We get to understand the differences between TV Episodes and feature films in terms of writing (funny that they sometimes mix it up and call a film 'episode'). They have much more time and freedom and can (or even have to) create larger changes and things that 'impact', also on the characters. Things that are not always welcome amongst fans that have a precise credo of what Star Trek is or not is. On the other side they have to make a film for non-Trekkies as well and cinemagoes expect action rather than Treknobabble. This is a good debate but, like most fans, they felt they managed this tightrobe walk well.

It is also interesting to hear about previous drafts and ideas about the script and the long process till it's done.
They share my opinion about the zero gravity scene beeing too long and too much about pressing buttons. They give as a reason that actors generally think that you'd move in slow-motion like you're in water.

Very interesting is the talk about Star Trek franchise and lore. If you ever bothered about an inconsistency keep in mind that Star Trek consists of no less than 700 Episodes and 10 Films (now). For the writers this can be a blessing but it's much more a curse at the same time. This is a reason why they don't want to return to Star Trek. Too bad!
Reviewed by Uniblab on January 18th, 2010:Find all reviews by Uniblab
A pretty mediocre commentary. Although it's more substantial than the Frakes' one (but not that much), Moore and Braga don't come even close to the expansive and fun character of his commentary. And not only that, but they also focus more on their impressions of scenes and what they were in previous drafts of the script, and that doesn't help the track, either.
Reviewed by grimjack on January 5th, 2015:Find all reviews by grimjack
I often use this commentary as an example of the very best. While it doesn't include any of the stars, Brannon Braga and Ron Moore are the writers/producers, and then add so much to the enjoyment of a great film.

They discuss various stories about making it, behind the scenes stuff, alternate ideas, difficulties and joys, and a bit about the Star Trek culture they are trying to both please and do better than what we see in the tv shows.

Highly entertaining, informative, and definitely the best '2nd' track that far too many probably never even try to listen to.
Reviewed by dokkeynot on March 17th, 2015:Find all reviews by dokkeynot
The Jonathan Frakes Director's Commentary on this is one of my all time favorites. It is just like no commentary I have ever heard in my life. Imagine, if you will, Jonathan Frakes, alone in a room, watching and commenting on his movie, pretending he has real talent...all while fucked up on painkillers.

Seriously, I have no idea what exactly Frakes was on, but it is overwhelmingly obvious that he has ingested some kind of downer immediately before recording his commentary.
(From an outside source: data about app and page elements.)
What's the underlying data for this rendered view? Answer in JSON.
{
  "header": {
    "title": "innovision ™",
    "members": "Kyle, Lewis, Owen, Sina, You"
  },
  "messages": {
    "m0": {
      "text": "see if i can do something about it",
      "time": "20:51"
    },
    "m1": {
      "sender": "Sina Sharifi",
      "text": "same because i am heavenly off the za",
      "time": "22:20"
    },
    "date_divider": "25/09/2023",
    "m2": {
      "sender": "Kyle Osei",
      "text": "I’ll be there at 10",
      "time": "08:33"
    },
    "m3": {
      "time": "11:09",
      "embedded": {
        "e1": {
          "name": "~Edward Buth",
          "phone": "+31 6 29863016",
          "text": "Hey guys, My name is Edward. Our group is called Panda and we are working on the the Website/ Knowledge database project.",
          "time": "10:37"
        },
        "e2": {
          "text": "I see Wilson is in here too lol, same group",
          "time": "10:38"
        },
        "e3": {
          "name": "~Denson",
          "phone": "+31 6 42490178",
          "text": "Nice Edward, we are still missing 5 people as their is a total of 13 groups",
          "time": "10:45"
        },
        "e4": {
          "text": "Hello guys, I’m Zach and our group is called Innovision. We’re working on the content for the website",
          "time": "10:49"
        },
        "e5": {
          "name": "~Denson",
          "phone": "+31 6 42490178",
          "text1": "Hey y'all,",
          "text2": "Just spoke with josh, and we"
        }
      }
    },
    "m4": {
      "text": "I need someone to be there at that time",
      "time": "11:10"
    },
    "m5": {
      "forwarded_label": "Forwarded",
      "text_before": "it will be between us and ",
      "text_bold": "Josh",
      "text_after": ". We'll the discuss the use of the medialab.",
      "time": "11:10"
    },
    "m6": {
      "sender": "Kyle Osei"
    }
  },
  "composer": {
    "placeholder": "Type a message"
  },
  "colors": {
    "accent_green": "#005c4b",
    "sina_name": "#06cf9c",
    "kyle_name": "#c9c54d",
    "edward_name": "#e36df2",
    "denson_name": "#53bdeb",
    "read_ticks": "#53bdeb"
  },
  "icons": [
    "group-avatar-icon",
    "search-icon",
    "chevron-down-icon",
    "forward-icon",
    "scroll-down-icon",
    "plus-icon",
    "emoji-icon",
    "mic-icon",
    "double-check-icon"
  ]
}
It's hilarious, and topped only by his commentary on Star Trek: Insurrection.